It took 3 different types of glue to restore this shattered old chair. I explain why as I go through the repair as well as show how to use vector clamping to clamp pieces that don’t have parallel sides. This is an example of a Level 4 Woodworking Repair project.
The restoration of this shattered chair starts with taking it apart. I use spreader clamps to gently ease the pieces apart to avoid damaging them. Then I can assess the damage. There are 12 parts on this chair and 5 of them are broken, some in multiple places. It’s in bad shape. Some of these parts were previously broken, which is easy to see from the stain in the joints that were broken.
The first few glue ups were bare wood connections, so I used PVA glue (aka Carpenter’s glue) to make a strong, permanent bond. PVA needs tight fitting joints, glue spread on both sides of the joint, and clamping pressure to work properly. In places where wood is split, I used a blunt tip syringe to insert the glue and spread it with the stiff bristles of an artist paint brush.
I move on to the broken parts where there isn’t a clean wood-to-wood connection and there are some voids between the parts. Then only glue that will hold when there’s a gap between parts is epoxy. This 2-part glue is a necessity for restoring parts that don’t fit 100% together. The two cross rails were previously broken with stain in the old breaks, so it told me there wasn’t a good wood-to-wood connection.
The third glue in the furniture restoration project is hide glue. This glue is reversible, meaning it can be heated up and loosened in the future. This is an important glue to use on antiques so that if there’s a need to repair the chair in the future (e.g., to replace a broken part), the piece can be taken apart, repaired, and put back together again. The joints in antiques should never be glued together with PVA glue.
I glued the front section together and the back section together before reassembling the whole chair. The back of the chair has a nice curved design, but it prevented me from being able to put a clamp on it. I made up some cauls (wooden blocks) for vector clamping so I could apply the clamping pressure exactly where it was needed to make a strong connection in the chair joints between the front of the chair and the back of the chair.
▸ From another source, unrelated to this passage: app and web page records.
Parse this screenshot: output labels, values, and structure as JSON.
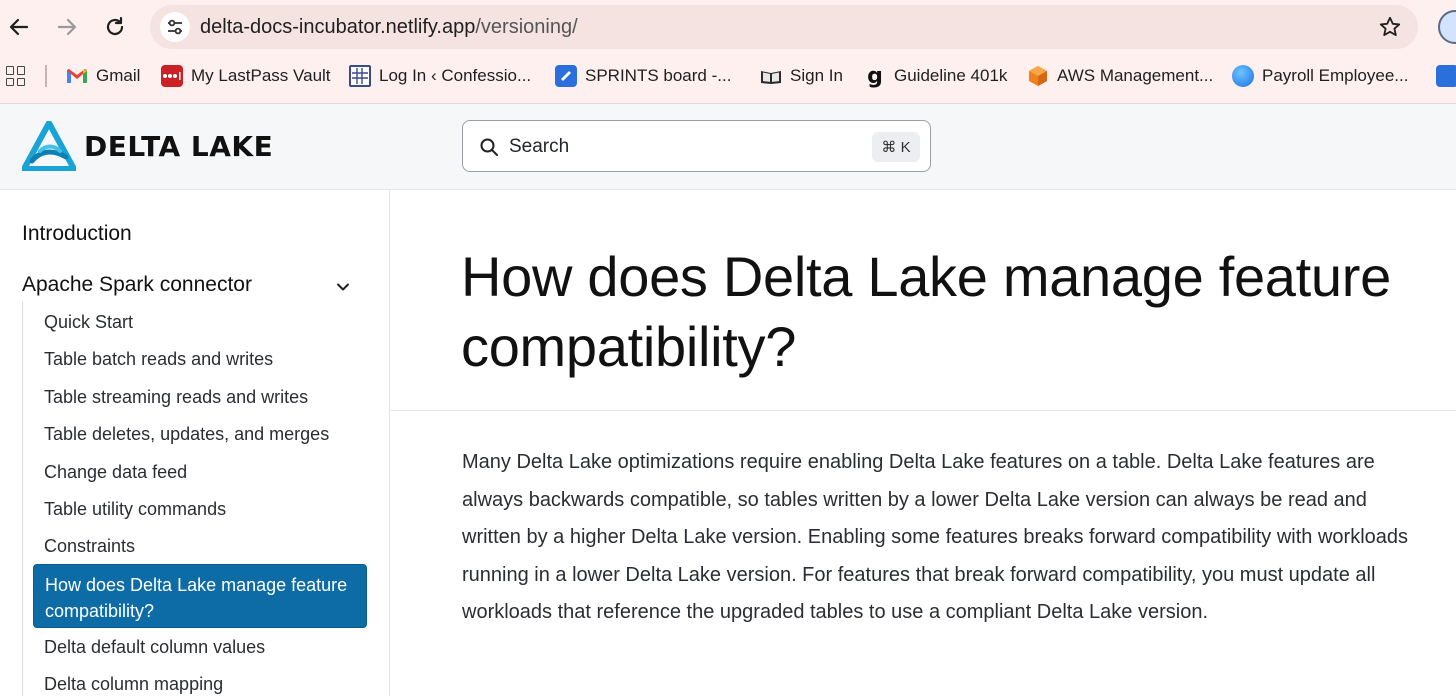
{
  "browser": {
    "url_host": "delta-docs-incubator.netlify.app",
    "url_path": "/versioning/",
    "bookmarks": [
      {
        "label": "Gmail",
        "icon": "gmail-icon"
      },
      {
        "label": "My LastPass Vault",
        "icon": "lastpass-icon"
      },
      {
        "label": "Log In ‹ Confessio...",
        "icon": "grid-site-icon"
      },
      {
        "label": "SPRINTS board -...",
        "icon": "jira-icon"
      },
      {
        "label": "Sign In",
        "icon": "book-icon"
      },
      {
        "label": "Guideline 401k",
        "icon": "guideline-icon"
      },
      {
        "label": "AWS Management...",
        "icon": "aws-icon"
      },
      {
        "label": "Payroll Employee...",
        "icon": "payroll-icon"
      }
    ]
  },
  "header": {
    "logo_text": "DELTA LAKE",
    "search_placeholder": "Search",
    "search_shortcut": "⌘ K"
  },
  "sidebar": {
    "section_intro": "Introduction",
    "section_spark": "Apache Spark connector",
    "items": [
      "Quick Start",
      "Table batch reads and writes",
      "Table streaming reads and writes",
      "Table deletes, updates, and merges",
      "Change data feed",
      "Table utility commands",
      "Constraints",
      "How does Delta Lake manage feature compatibility?",
      "Delta default column values",
      "Delta column mapping"
    ],
    "active_index": 7
  },
  "main": {
    "title": "How does Delta Lake manage feature compatibility?",
    "paragraph": "Many Delta Lake optimizations require enabling Delta Lake features on a table. Delta Lake features are always backwards compatible, so tables written by a lower Delta Lake version can always be read and written by a higher Delta Lake version. Enabling some features breaks forward compatibility with workloads running in a lower Delta Lake version. For features that break forward compatibility, you must update all workloads that reference the upgraded tables to use a compliant Delta Lake version."
  },
  "colors": {
    "accent": "#0d6ba6",
    "chrome_bg": "#fdf0ef"
  }
}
The final aspect of this restoration was to touch up the finish and fill some voids in the chair. I used a Mohawk graining marker to touch up some imperfections. I also use Mohawk burn-in sticks to fill in the voids in several areas to conceal the damage.
I hope you enjoy this video and learn a few new things about furniture restoration techniques so you can tackle projects like this.
Wood Filler – https://youtu.be/d9KC36yZdZs
Types of Glue – https://youtu.be/qK0IR8WT_jE
Vector Clamping – https://youtu.be/izMaQp5myf8
Spreader Clamps – https://amzn.to/30F5nui
🇨🇦 Canadian link – https://amzn.to/38yfMfO
PATREON – To support our Fixing Furniture video work, consider a monthly contribution at https://www.patreon.com/fixingfurniture
See the tools we use in our workshop and the tools we recommend: https://www.amazon.com/shop/homeimprovementwoodworking
🇨🇦 Canadian link – https://www.amazon.ca/shop/homeimprovementwoodworking
This video is hosted by Scott Bennett, Owner of Wooden It Be Nice – Furniture Repair in Brooklin, Ontario, Canada. https://WoodenItBeNice.ca
#furniturerestoration #repair #glue